> **EXERCISE GOAL**: Which lines of the records below contain the string "value"? Report each of them.

[Entries from a dataset of interfaces]
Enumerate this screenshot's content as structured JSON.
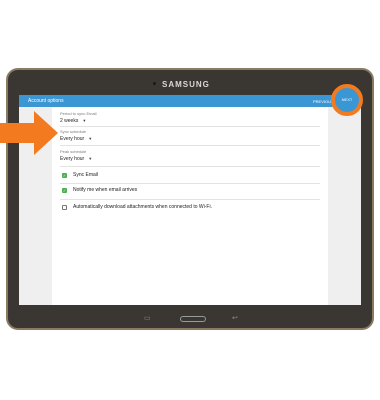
{
  "device": {
    "brand": "SAMSUNG"
  },
  "appbar": {
    "title": "Account options",
    "previous_label": "PREVIOUS",
    "next_label": "NEXT"
  },
  "settings": [
    {
      "label": "Period to sync Email",
      "value": "2 weeks"
    },
    {
      "label": "Sync schedule",
      "value": "Every hour"
    },
    {
      "label": "Peak schedule",
      "value": "Every hour"
    }
  ],
  "checkboxes": [
    {
      "label": "Sync Email",
      "checked": true
    },
    {
      "label": "Notify me when email arrives",
      "checked": true
    },
    {
      "label": "Automatically download attachments when connected to Wi-Fi.",
      "checked": false
    }
  ],
  "colors": {
    "appbar": "#3a97d4",
    "highlight": "#f47a1f",
    "arrow": "#f47a1f",
    "check": "#4caf50"
  },
  "icons": {
    "dropdown": "caret-down-icon",
    "recent": "recent-apps-icon",
    "back": "back-icon"
  }
}
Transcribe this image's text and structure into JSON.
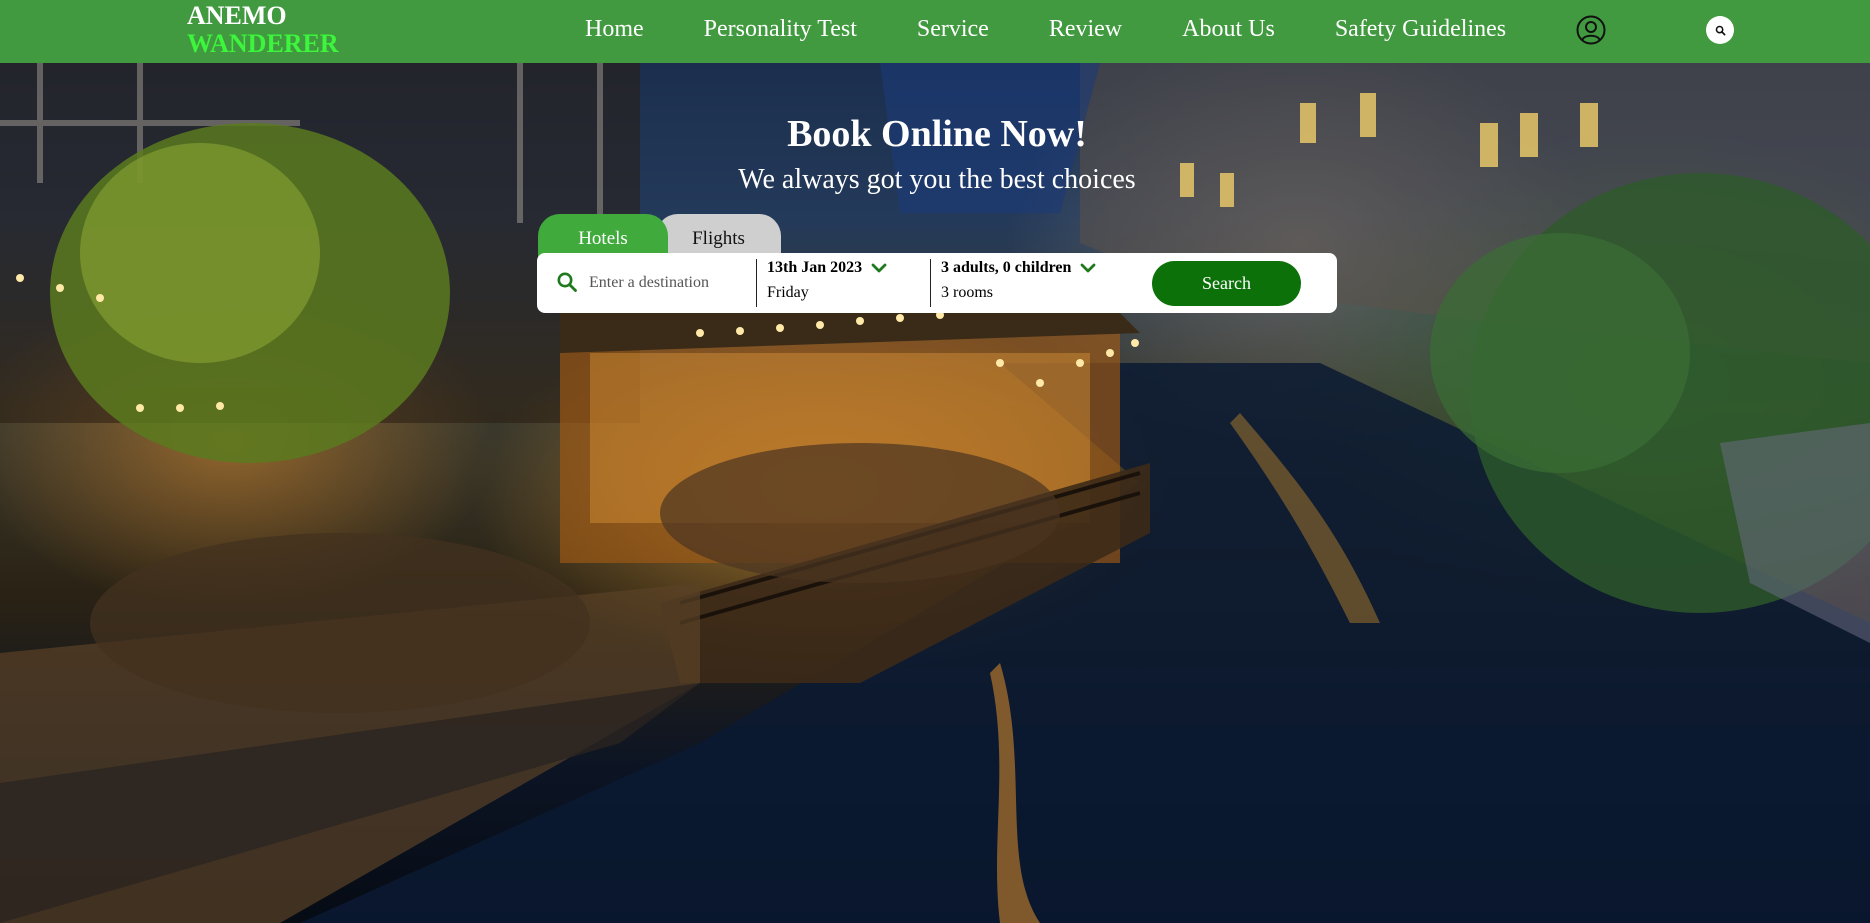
{
  "brand": {
    "line1": "ANEMO",
    "line2": "WANDERER",
    "colors": {
      "line1": "#ffffff",
      "line2": "#3cf53c",
      "navbar": "#419a3f"
    }
  },
  "nav": {
    "links": [
      "Home",
      "Personality Test",
      "Service",
      "Review",
      "About Us",
      "Safety Guidelines"
    ],
    "icons": {
      "account": "user-circle-icon",
      "search": "search-icon"
    }
  },
  "hero": {
    "title": "Book Online Now!",
    "subtitle": "We always got you the best choices",
    "background": "night-canal-restaurant-photo"
  },
  "booking": {
    "tabs": [
      {
        "label": "Hotels",
        "active": true
      },
      {
        "label": "Flights",
        "active": false
      }
    ],
    "destination": {
      "placeholder": "Enter a destination",
      "value": "",
      "icon": "search-icon"
    },
    "date": {
      "value": "13th Jan 2023",
      "day": "Friday",
      "icon": "chevron-down-icon"
    },
    "guests": {
      "value": "3 adults, 0 children",
      "rooms": "3 rooms",
      "icon": "chevron-down-icon"
    },
    "search_label": "Search",
    "colors": {
      "active_tab": "#41aa3d",
      "inactive_tab": "#cfcfcf",
      "search_button": "#0d710a",
      "icon_green": "#1f7a1d"
    }
  }
}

> **ANSWER SECTION**:
      "value": "2 weeks"
      "value": "Every hour"
      "value": "Every hour"
      "value": "",
      "value": "13th Jan 2023",
      "value": "3 adults, 0 children",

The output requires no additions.